“Every day when we wake up, we have a choice,” he said. “We can ask ourselves, ‘What type of person do I want to be?’ We could choose to say, ‘What do I want to do?’ or we can ask ourselves, ‘Who do I want to be?’ It’s not all that complicated, really … Do I have courage? Do I have honesty? Do I have compassion?”
As I wrote these questions in my journal, I reflected on my own daily struggles and recent decision to enter graduate school and study nonprofit management. Just two years earlier, my best friend had battled cancer and through this experience, we prayed and struggled with fears and doubts.
But along the way, we learned valuable lessons. My friend courageously fought disease while I supported her emotionally and physically. We found that food became something for us to focus on other than cancer, and it was a factor she could control in a realm of uncertainty.
Today, through my graduate work at Adler University, we are developing a nonprofit organization that will include cooking classes for youth and families, support for cancer patients and survivors, and sustainable farming practices that address environmental concerns.
“For justice to be effective, it is important that people’s behaviour be shaped by their judgements about what is right, separately from judgements about what is personally beneficial,” researcher Tom R. Tyler said, in the International Journal of Psychology study, “Social justice: Outcome and Procedure.” For justice to be effective, it must be able to gain acceptance of rules and decisions that depart from individual or group self-interest.”
The aforementioned resilient leaders have done these very things. They have changed millions of lives, pushed for equity, and focused on topics and injustices that many choose to ignore or dismiss. They chose to do what is right and departed from individual or group self-interest. Our world has benefitted from their work and their deep spiritual connections. Their legacies continue today and they serve as inspirations for others who are just now finding their voice. When President Carter was presented with the Nobel Peace Prize in Oslo, Norway in 2002, he concluded his speech by saying:
“The bond of our common humanity is stronger than the divisiveness of our fears and prejudices. God gives us the capacity for choice. We can choose to alleviate suffering. We can choose to work together for peace. We can make these changes — and we must.”
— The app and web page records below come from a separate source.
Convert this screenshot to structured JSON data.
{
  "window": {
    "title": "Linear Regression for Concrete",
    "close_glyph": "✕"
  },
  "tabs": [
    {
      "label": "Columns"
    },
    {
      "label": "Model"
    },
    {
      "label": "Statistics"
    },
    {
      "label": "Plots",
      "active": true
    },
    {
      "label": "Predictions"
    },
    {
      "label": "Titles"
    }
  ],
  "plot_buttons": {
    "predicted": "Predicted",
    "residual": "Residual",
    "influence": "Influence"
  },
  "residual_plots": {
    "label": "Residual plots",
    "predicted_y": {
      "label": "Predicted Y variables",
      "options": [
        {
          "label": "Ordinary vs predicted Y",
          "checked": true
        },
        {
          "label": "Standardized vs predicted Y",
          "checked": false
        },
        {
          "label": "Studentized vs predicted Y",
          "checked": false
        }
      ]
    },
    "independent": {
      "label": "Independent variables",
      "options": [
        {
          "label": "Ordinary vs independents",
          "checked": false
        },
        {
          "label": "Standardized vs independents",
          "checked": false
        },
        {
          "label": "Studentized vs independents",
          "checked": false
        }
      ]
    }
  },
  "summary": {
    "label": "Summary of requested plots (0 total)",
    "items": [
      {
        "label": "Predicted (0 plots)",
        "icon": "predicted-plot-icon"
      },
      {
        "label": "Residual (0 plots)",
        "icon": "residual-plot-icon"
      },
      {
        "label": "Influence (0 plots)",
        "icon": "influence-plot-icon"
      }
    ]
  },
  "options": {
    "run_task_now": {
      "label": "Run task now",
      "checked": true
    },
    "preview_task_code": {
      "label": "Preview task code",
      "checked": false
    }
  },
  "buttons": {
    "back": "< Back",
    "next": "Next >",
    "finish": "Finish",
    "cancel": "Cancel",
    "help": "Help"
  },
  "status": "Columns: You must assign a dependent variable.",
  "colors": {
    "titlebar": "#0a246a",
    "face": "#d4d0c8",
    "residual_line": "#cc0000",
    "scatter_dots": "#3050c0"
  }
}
These words, spoken by a pivotal social justice leader, carry powerful ideas, hopes, and a roadmap for individual and community change. It is up to us, social practitioners, to ignite them.